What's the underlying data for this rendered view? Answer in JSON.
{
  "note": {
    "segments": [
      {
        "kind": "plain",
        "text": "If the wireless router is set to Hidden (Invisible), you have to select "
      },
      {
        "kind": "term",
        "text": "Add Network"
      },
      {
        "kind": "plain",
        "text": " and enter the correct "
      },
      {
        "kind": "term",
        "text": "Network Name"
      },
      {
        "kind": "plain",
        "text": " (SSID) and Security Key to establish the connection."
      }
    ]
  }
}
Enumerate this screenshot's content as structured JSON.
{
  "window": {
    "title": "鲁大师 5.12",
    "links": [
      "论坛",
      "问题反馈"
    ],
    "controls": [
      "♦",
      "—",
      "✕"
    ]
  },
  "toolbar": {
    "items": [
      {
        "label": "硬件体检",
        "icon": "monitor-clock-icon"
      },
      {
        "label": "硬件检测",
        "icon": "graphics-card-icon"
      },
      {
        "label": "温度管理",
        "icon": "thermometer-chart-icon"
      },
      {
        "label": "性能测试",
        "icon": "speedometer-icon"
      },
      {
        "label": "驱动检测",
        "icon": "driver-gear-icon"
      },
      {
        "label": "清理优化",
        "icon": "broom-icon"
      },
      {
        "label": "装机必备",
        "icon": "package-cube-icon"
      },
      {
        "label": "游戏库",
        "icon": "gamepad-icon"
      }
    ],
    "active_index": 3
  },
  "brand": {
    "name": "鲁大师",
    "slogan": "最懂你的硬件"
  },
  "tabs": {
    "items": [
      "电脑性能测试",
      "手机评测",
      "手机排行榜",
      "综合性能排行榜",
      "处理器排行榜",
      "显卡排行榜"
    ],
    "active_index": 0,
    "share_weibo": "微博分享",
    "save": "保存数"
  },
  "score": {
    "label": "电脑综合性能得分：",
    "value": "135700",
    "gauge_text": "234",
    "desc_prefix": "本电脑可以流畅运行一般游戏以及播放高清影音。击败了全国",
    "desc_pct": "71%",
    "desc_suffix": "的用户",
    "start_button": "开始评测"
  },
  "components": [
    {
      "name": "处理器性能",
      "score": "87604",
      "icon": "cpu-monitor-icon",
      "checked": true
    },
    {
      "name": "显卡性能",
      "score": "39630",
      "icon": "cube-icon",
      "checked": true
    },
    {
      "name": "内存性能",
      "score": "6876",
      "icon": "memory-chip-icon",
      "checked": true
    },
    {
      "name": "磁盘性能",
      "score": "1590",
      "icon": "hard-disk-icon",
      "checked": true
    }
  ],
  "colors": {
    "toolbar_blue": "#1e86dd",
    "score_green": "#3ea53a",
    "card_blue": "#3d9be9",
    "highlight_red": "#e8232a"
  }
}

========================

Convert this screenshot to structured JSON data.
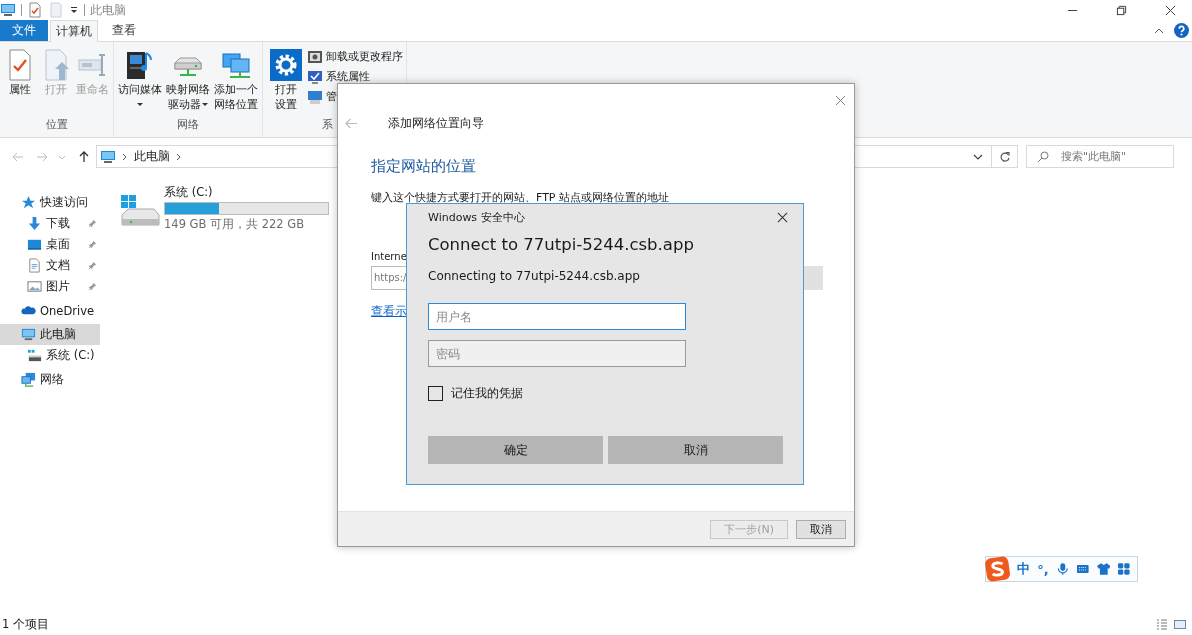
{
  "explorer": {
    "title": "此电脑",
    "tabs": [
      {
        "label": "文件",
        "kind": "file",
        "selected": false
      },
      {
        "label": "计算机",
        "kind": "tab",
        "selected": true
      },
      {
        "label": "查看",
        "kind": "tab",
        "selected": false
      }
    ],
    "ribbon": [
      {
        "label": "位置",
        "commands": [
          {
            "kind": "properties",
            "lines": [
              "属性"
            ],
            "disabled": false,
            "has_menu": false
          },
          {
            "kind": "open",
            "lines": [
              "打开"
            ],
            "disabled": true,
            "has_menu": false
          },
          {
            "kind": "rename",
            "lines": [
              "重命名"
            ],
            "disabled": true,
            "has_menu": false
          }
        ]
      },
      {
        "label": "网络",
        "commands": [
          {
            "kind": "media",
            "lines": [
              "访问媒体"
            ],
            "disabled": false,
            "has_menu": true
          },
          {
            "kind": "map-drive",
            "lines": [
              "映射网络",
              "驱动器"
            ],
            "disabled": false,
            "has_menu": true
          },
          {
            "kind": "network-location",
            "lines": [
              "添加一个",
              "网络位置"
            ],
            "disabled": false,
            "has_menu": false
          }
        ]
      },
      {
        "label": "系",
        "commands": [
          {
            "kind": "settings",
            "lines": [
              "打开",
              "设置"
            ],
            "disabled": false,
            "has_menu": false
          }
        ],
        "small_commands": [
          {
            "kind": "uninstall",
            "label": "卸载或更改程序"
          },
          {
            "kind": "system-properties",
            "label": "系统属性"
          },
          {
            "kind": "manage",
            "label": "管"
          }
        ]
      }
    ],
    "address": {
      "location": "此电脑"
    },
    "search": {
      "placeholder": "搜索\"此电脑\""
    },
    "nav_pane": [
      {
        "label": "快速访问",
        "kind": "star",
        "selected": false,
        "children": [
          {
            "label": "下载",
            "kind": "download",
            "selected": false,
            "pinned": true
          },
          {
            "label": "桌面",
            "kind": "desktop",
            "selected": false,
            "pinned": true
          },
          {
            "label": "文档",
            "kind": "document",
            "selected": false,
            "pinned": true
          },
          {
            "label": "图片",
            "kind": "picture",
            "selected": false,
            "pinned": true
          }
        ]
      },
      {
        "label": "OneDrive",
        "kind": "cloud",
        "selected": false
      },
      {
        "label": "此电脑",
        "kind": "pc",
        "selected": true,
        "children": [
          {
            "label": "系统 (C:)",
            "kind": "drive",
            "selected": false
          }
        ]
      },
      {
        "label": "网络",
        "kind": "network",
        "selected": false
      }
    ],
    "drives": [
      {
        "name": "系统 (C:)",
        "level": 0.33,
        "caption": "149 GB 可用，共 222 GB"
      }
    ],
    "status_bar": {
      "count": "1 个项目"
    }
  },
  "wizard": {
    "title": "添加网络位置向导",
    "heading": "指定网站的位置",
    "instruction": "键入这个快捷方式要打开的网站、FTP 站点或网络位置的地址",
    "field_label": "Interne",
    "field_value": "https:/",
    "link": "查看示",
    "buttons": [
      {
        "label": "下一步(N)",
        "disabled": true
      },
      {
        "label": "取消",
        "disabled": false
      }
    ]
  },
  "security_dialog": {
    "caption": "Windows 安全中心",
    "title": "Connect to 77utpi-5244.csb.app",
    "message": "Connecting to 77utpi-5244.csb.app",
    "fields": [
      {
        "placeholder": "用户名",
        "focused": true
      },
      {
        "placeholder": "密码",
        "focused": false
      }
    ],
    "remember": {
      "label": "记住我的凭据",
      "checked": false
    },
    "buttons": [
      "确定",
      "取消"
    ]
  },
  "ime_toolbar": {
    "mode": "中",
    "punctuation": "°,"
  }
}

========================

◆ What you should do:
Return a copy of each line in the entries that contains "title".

◆ Finished exercise:
    "title": "鲁大师 5.12",
    "title": "此电脑",
    "title": "添加网络位置向导",
    "title": "Connect to 77utpi-5244.csb.app",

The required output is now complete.